William Hazlitt

Michael Foot once said that he had spent so long with his favourite books that the writers had become his friends. His real passion was for the work of William Hazlitt and when I met him, one lunchtime on Horseferry Road, he emphasised this feeling of friendship with the essayist who died in 1830. That Michael Foot was so generous with his time for a twerp who had bumbled up to him in the street to talk about books is a mark of the man. As he spoke (we didn’t stop walking) I realised that he meant not only the friendship that comes from familiarity but intellectual comfort as well. True friendship, you might say. Consider the latitude that we are prepared to offer our friends and we begin to recognise the authority of the successful essayist.  It is a literary achievement not to be sniffed at.

My favourite essayists, at the moment, are Hazlitt and J B Priestley and, yes, when I settle down to read their books, I feel that I am drawing on familiar company. It’s easy to catch their voices. Hazlitt, because he was so argumentative.  Priestley, because his cosiness at the microphone still lingers.  But while I rarely come away without having gained something about their characters, I am more concerned about questioning my own attitudes to their chosen subjects of the day.


Raymond Chandler, another favourite, wrote some famous essays (especially about Hollywood and authorship) but, although these pieces are contentious, we get to know Chandler better through his letters.  I think this distinction nudges us towards understanding the true strength of the essayist.  The letter-writer writes about himself to others.  The diarist writes, usually self-consciously, about himself for himself, while the autobiographer manages to do this without shame. The strength of the clever essayist is that we learn about him while he writes about other things. We get to know him, more thoroughly and more satisfyingly, through understanding his view of his world and, because we have recognised his reactions and followed his reasoning, we allow him licence in the way that we trust friends.

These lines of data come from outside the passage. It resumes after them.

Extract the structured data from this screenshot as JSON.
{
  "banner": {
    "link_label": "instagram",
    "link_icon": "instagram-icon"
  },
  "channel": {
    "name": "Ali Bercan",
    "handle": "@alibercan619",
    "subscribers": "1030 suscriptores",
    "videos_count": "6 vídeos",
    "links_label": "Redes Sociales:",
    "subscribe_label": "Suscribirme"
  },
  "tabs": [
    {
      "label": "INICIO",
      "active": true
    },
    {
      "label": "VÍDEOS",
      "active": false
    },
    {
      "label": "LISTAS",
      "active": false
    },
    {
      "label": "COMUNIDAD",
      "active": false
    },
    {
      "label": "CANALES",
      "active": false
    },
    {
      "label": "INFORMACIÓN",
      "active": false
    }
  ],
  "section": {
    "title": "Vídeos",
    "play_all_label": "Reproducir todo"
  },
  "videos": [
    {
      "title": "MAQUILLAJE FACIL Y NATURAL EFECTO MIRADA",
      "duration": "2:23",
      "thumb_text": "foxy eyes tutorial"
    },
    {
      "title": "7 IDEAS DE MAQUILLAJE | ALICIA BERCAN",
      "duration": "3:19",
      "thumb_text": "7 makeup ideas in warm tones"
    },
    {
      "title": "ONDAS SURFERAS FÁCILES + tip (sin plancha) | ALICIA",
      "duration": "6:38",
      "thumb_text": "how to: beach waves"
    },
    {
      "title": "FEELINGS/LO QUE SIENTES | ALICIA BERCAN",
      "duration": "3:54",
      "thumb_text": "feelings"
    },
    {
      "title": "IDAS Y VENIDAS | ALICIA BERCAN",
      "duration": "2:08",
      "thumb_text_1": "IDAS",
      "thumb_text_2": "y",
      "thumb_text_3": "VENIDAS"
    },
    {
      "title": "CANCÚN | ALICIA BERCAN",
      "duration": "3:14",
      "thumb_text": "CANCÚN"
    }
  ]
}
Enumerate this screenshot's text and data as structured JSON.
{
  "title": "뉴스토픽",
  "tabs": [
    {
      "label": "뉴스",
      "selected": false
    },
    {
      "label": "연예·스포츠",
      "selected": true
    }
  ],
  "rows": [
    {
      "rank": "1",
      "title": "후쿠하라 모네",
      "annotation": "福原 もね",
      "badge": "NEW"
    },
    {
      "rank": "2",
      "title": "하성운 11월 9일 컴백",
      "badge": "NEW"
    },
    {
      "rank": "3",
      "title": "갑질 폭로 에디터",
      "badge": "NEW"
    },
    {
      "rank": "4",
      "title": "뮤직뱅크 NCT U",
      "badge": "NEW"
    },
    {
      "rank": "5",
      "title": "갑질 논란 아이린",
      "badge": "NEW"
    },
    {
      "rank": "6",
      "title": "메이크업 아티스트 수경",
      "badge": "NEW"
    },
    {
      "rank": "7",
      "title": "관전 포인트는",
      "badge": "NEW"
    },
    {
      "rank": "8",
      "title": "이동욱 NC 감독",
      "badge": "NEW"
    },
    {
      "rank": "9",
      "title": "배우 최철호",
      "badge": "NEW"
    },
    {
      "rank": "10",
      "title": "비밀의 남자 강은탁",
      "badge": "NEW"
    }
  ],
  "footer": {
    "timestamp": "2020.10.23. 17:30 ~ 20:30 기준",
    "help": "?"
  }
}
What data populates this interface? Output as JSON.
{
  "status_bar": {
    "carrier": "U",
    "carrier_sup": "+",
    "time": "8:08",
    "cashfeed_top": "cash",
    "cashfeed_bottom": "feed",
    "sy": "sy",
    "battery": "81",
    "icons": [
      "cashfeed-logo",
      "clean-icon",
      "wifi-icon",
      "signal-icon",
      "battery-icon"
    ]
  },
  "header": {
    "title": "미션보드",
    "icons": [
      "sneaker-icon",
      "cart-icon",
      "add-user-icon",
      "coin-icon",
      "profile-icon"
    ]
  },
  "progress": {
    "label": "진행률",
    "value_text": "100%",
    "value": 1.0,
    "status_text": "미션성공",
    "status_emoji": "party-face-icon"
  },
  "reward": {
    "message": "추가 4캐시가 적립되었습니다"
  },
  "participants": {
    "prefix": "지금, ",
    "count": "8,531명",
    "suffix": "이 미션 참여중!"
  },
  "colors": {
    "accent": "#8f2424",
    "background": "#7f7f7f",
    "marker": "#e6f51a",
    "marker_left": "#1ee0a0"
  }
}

Not all essayists are clever, of course. Addison and the other Spectators have been favourites since my schooldays. I enjoy reading them (and more so as I get older) but Addison never lets us forget that he is there to teach us, and I’m rarely in a mood to be taught so openly. For me, that limits the effectiveness of the sermonising essayist.  But take GK Chesterton. Never short of a sermon, he can charm us into his world while pretending, on more than one occasion, to write about nothing at all, and do any of us feel sore about that?  D H Lawrence wrote essays that are a joy to read.  Mornings in Mexico, Apropos Lady Chatterley, others. I come back to them again and again. I wake in the night and go down to my library to read them.  But first, last and in the middle, they are about Lawrence. They are a drumbeat; I think I read them because I enjoy the music; I cannot think of one Lawrence essay that has made me think long and hard. (His novels, a different kettle of fish.)  None of these quite exceptional writers have the discipline of truly successful essayists.

The joke in all this is that neither Priestley nor Hazlitt was a modest and retiring gentleman. I’m not sure I would have got on with either of them.  They were pushy, brash and alarmingly self-opinionated. (It’s hardly surprising that Chandler and Priestley didn’t take to each other when they met.)    But the pair I’ve chosen were successful essayists because, I think, they had three essential assets in their suitcases.  Firstly, substantial bodies of work, volumes of essays which invite us to journey with them along the undulating, treacherous paths of their observations and objections. That depends upon a second attribute. An honest interest in the world about them.  (Hazlitt said that his ambition was to write about everything he had noticed.) But the most important skill is that deceptive self discipline; it enables their personalities and their whole view of life to burn, slow but sure, through their writing rather than being switched on upfront and glaringly. That means, above everything, Hazlitt and Priestley were downright good writers.

This week’s trivia question: who painted the picture of the girl on my desk?